Online abuse of some of NI’s female politicians has prompted a call to establish a cross-party women’s group to tackle misogyny.
The latest political figure to be attacked personally on social media was DUP MLA Carla Lockhart.
It came after a photo taken at a DUP dinner on Friday night was shared by party leader Arlene Foster on Twitter.
The subsequent comments included many derogatory remarks about Ms Lockhart’s appearance as well as some criticism of Arlene Foster in relation to the RHI inquiry.
Ms Lockhart said this sort of abuse was something she had become accustomed to: “I get it all the time and have learnt to ignore it, but that doesn’t make it ok.
“No one should be subjected to that type of behaviour. I don’t mind anyone challenging me on policy or on politics but I think when it gets personal and they start to talk about appearances they’ve lost the argument.”
She added: “Any time there’s a picture of me on Twitter, no matter what it’s connected with, I will have someone picking on my appearance.
“Twitter needs to be better regulated. Most of them hide behind untraceable fake profiles.”
Alliance councillor Kate Nicholl said it was important to ‘call out’ these comments, adding that there was appetite for a campaign to tackle misogyny,
Retweeting the picture, she said: “When we see abusive, threatening comments on social media, we all need to call it out because no one can be allowed to think for one second misogyny is ever ok. It never is.”
She said misogynistic abuse had also been directed at Alliance’s Naomi Long and journalist Amanda Ferguson, both of whom have recently been faced with personal insults due to their commentary on developments associated with the Ulster Rugby rape trial.

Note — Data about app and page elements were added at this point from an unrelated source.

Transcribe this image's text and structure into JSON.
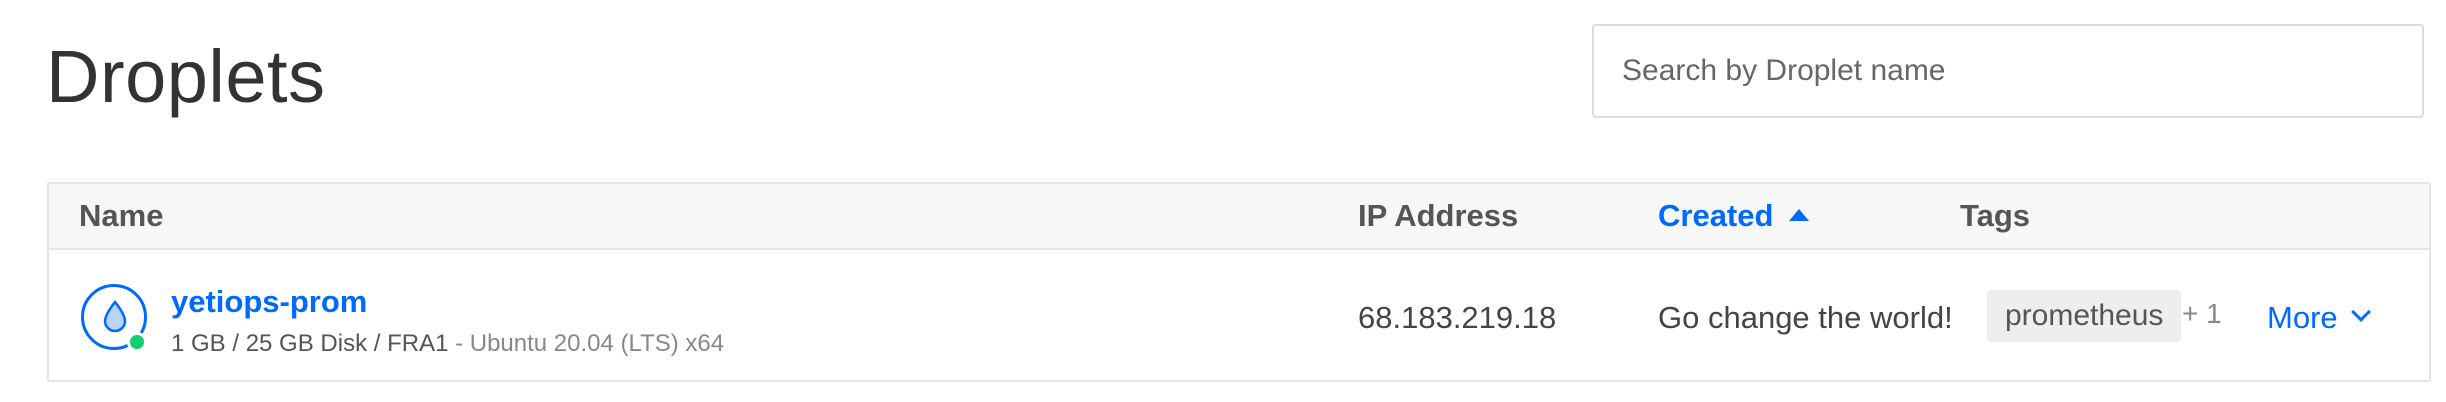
{
  "page": {
    "title": "Droplets"
  },
  "search": {
    "placeholder": "Search by Droplet name"
  },
  "table": {
    "columns": {
      "name": "Name",
      "ip": "IP Address",
      "created": "Created",
      "tags": "Tags"
    },
    "sort": {
      "column": "created",
      "direction": "ascending"
    },
    "rows": [
      {
        "name": "yetiops-prom",
        "specs": "1 GB / 25 GB Disk / FRA1",
        "separator": " - ",
        "os": "Ubuntu 20.04 (LTS) x64",
        "status": "active",
        "status_color": "#15cd72",
        "ip": "68.183.219.18",
        "created": "Go change the world!",
        "tag": "prometheus",
        "extra_tags": "+ 1",
        "action": "More"
      }
    ]
  },
  "colors": {
    "accent": "#0069ff",
    "status_active": "#15cd72"
  },
  "icons": {
    "droplet": "droplet-icon",
    "sort": "sort-ascending-icon",
    "more": "chevron-down-icon"
  }
}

In another tweet Ms Nicholl added: “I definitely think there’s appetite for a cross-party women’s group campaign on this.”